It all comes down to giving a client choice: the choice to engage in the format they choose, via the channels they prefer, and as frequently as they desire.
To deliver this level of client experience takes significant time and energy, something that financial planners don’t have if they are bogged down in the admin. That’s why we believe technology, well-chosen and implemented effectively, becomes a critical client-relationship enabler. It systematically takes care of the operational and regulatory aspects, leaving time for the most important part of the job, crafting an outstanding client experience.
But selecting appropriate software isn’t enough – it’s equally important to think about the data trail. How will information enter and leave all the applications and platforms it needs to? Lack of integration between internal, not to mention external, systems remains a key frustration for any advice business. Advisors should be considering both software and product providers’ attitude to integration as a key criteria for support.
An ideal model should generate high-value analytics, enable more accurate predictability and thus intuitive advice, and ultimately put you in a position to offer a quality financial planning service to more people that includes enabling self-service or guided service to those who want it.
Fast forward to the ideal: a ‘hybrid’ model that employs automation where it will be most effective, carving out time for you to put your financial planning and human, relationship-building skills to greatest effect. It might look something like this:
- The client is owner of his data and thus able to access his own financial information in a user-friendly and meaningful manner.

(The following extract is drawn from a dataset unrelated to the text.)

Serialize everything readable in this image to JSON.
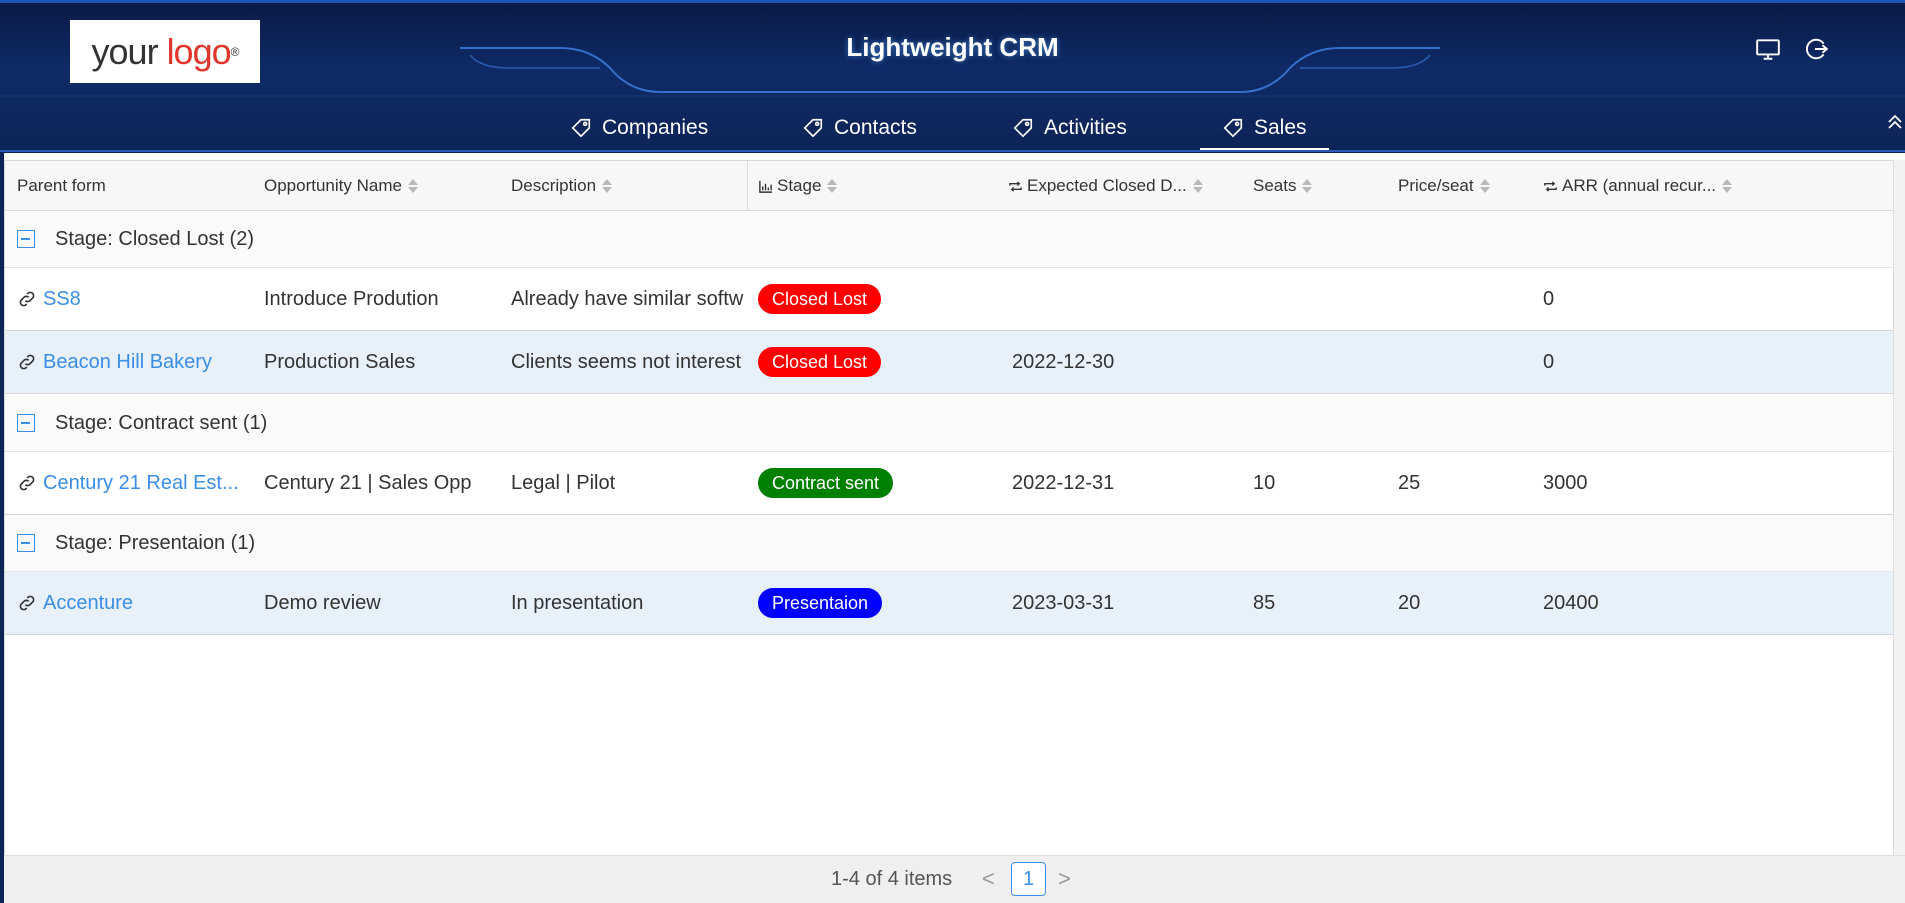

- The client is able to self-service to the point where he needs his financial advisor’s input.
- If the advisor has built a trusted relationship, the client instantly shares the data needed with the advisor before meeting either physically or virtually.
- The client can also wait to authorise access to his data until after a relationship of trust has been established.
- The client can revoke access to his data at any time because, well, it’s his data to share.
- The client’s digital financial data feeds into the advisor’s financial planning software platform of choice.
- The advisor uses the data and his understanding of the client to provide that full rounded and tailored client experience because the client has become front and centre of the conversation.
According to Linktank’s latest advisor technology survey, most advice businesses remain largely paper-based, with manual business processes
That’s the stuff of fantasy, though, isn’t it? For starters, the perceived owner of financial data is not the client. It’s not possible for a client to access a broad enough range of his own aggregated financial data without intermediation or product provider bias and, realistically, part of the advisor’s value proposition still rests on the complex collection and processing of this information.
Advice businesses, thus, by their own admission, remain largely paper-based and manual and technology is seen as grudge purchase.
Latest survey results confirm the supposition that most advisors do not offer their clients any kind of online portals where they can access financial information or engage with their advice team.
The appetite for serving clients online or offering them the option to self-service is low, partly due to the challenges wrought by the persistent necessity of maintaining client data manually.
Although it’s true that advisors need to change this attitude to technology in order to stay relevant, consumer demand and legislation will eventually force it one way or another. In addition, however, we need much greater appetite from product providers and industry technology providers to make integration and data sharing – with the end-client in mind – a core concern.